ASSIGNED TASK –
Find every line of the listing below where "Modeling" appears, and copy it.

DATA RECORDS –
------------------------------------
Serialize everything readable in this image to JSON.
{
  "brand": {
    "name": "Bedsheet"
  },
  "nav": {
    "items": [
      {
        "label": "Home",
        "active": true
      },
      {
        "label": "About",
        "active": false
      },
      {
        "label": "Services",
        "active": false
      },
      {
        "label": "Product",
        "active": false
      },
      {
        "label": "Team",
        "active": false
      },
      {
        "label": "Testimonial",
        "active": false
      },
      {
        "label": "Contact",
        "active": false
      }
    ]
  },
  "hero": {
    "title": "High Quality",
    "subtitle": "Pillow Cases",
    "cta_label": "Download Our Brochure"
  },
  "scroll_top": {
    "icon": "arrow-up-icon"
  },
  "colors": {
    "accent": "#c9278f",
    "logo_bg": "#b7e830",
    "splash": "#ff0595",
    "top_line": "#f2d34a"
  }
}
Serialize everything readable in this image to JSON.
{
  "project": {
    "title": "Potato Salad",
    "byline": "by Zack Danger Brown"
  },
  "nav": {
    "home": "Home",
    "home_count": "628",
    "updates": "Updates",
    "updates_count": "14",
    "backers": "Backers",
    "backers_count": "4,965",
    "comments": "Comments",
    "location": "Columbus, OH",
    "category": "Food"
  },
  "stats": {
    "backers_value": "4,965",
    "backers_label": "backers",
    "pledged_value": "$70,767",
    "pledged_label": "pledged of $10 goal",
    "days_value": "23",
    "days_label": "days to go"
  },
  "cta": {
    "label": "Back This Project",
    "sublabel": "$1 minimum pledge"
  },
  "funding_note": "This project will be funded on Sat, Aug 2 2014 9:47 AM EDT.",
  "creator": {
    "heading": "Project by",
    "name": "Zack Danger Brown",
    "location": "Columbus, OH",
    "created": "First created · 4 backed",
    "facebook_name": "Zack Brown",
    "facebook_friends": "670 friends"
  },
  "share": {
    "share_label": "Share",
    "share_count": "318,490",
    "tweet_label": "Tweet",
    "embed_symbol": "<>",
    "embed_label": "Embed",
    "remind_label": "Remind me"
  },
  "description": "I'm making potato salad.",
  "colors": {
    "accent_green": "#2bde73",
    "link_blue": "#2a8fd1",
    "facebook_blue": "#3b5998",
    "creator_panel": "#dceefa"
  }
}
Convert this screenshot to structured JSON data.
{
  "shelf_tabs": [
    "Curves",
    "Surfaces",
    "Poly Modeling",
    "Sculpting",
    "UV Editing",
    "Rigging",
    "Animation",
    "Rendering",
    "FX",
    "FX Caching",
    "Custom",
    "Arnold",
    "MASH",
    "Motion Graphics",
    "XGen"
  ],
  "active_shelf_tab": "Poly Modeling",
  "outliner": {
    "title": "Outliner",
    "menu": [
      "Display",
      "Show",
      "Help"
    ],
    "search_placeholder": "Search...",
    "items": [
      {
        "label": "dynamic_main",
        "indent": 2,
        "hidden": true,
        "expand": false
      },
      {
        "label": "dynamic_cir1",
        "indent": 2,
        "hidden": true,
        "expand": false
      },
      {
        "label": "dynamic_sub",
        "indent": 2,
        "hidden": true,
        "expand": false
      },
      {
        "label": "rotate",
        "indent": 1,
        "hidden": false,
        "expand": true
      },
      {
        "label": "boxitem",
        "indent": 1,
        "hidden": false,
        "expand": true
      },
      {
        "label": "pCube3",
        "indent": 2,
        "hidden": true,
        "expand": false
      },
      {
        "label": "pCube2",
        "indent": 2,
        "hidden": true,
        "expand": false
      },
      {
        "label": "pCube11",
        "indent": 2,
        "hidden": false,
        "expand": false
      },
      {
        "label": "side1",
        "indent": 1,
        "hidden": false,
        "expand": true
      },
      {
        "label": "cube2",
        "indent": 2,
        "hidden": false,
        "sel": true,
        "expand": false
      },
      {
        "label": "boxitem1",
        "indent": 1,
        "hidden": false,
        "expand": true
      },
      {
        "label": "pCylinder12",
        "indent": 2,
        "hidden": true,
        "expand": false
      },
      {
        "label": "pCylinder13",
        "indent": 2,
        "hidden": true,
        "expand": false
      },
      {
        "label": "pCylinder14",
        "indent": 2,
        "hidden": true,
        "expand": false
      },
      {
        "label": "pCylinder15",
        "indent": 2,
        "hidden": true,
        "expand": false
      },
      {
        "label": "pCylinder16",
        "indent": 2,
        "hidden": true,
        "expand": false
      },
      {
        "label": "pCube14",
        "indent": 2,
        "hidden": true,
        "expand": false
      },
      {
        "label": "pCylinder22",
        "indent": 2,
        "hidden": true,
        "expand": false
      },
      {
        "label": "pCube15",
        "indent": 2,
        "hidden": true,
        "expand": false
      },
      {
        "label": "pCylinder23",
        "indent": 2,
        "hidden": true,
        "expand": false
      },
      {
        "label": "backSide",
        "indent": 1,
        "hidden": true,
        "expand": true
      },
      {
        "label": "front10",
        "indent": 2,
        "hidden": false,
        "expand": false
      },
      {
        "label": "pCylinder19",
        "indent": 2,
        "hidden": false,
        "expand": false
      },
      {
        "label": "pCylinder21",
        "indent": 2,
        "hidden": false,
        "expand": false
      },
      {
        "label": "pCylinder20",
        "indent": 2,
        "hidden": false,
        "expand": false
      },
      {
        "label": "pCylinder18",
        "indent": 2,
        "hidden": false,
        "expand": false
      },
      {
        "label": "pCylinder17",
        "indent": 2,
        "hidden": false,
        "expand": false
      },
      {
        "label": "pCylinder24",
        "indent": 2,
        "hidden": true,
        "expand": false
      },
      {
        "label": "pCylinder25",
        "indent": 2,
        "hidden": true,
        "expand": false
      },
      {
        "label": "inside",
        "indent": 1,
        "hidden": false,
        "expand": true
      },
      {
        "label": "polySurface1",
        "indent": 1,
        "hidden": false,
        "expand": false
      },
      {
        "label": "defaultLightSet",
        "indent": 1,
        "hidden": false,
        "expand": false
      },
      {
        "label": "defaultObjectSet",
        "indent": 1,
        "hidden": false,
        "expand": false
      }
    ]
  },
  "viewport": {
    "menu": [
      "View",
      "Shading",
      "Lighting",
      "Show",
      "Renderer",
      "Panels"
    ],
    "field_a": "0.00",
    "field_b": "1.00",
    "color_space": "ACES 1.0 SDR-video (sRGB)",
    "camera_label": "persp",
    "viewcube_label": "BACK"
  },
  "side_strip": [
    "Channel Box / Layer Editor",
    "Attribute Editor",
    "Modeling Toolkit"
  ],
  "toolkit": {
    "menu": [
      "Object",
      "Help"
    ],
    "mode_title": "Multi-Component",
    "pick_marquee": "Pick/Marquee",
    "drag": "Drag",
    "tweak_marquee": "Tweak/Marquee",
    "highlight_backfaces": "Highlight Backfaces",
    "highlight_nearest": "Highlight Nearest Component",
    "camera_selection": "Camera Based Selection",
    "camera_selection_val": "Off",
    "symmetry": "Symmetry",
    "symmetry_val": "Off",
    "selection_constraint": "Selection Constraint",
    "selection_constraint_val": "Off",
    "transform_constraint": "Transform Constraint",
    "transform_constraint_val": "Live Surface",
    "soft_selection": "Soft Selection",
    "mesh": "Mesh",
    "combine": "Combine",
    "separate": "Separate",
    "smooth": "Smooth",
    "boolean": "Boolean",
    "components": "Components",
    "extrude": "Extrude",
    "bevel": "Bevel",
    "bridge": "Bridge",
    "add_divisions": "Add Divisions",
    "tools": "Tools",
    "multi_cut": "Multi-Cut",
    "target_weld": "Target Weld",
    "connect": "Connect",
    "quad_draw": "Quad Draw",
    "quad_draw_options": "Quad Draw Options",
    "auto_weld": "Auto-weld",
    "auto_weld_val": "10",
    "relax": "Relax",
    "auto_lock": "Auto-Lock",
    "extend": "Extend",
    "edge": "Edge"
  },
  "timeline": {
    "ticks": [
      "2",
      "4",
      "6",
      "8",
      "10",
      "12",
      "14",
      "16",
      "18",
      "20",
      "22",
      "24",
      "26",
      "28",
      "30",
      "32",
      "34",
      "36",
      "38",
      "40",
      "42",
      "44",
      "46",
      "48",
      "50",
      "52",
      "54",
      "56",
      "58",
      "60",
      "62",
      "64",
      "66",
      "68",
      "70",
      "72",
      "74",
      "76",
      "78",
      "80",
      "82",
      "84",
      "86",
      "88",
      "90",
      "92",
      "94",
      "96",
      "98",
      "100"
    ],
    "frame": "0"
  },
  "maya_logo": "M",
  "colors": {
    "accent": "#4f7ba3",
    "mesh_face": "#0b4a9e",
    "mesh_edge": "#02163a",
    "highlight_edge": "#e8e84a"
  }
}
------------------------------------
RESULT OF THE TASK –
    "Poly Modeling",
  "active_shelf_tab": "Poly Modeling",
    "Modeling Toolkit"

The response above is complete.